This report can be found on the ITEP website.

Take Action: Please contact your legislators and urge them to do what's right for New Mexico's low- and middle-income families. Click for contact info.

March 2, 2010 at 03:09 PM in Economy, Populism, NM Legislature Special Session 2010, Taxes | Permalink

Comments

While I can support the last point regarding state tax deductions, you are way off base on the top two. First of all, where do YOU fit in on the tax rate scale? Unless you are willing to share the additional burden proportionately, stop advocating additional burdens on those that earn more. Besides, those folks are not "wealthy" - wealthy people don't live in NM, they just summer here. The folks that would bear that additional burden are exactly the people that create jobs - small business owners, ranchers, farmers, managers and professionals at companies like Intel and extractive industries, etc. Do we want to continue to drive those folks to neighboring states with lower or NO state income tax? The business environment is bad enough in NM. Maybe everyone should just work for the state? Gosh, where would we get the taxes from then?

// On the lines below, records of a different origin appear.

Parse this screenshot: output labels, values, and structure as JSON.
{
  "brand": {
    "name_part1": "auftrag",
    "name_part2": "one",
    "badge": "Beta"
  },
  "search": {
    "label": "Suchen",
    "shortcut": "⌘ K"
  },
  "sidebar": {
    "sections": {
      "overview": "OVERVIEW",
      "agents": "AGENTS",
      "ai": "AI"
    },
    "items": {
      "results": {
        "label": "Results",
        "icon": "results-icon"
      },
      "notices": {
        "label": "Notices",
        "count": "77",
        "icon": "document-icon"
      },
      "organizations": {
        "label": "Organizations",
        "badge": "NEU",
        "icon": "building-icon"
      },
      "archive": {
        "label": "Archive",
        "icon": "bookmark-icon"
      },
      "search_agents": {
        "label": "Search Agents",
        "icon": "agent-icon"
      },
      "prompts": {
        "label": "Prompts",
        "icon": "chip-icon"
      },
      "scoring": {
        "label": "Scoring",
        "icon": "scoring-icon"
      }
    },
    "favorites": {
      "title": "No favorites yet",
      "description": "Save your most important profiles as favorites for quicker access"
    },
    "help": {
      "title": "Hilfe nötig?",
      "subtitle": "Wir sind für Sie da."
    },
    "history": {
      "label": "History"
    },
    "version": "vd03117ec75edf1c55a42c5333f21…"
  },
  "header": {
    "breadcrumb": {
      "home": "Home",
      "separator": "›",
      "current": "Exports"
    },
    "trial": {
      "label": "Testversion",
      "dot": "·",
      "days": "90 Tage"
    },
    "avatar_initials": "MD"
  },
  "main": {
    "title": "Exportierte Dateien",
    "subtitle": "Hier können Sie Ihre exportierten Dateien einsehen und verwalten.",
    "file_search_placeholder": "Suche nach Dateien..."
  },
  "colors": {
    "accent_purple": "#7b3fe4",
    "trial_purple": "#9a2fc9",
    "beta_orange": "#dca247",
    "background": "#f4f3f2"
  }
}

Posted by: NM citizen | Mar 5, 2010 5:35:53 PM

We only have two tax brackets in NM, which means people who make $20,000 a year pay the same as those that earn a million dollars. This is plain crazy. New Mexicans in the higher end of the scale did just fine here before 2003 and going back to the rate they paid then would hardly impact their lifestyles.

There are plenty of people who make good money here at the labs, Intel, lawyers, doctors, etc. They can certainly pay what they used to pay before Richardson gave them a cut.

New Mexico has some of the lowest taxes in the nation, especially property taxes. You need to travel more NM citizen and see what it's like to live somewhere where gas, oil, mining and federal dollars aren't paying for most of everything.

The gross receipts tax is the most regressive tax that can be levied. Do you understand that the working poor and middle class pay way of proportion to what they make?

Posted by: Earl | Mar 5, 2010 8:50:52 PM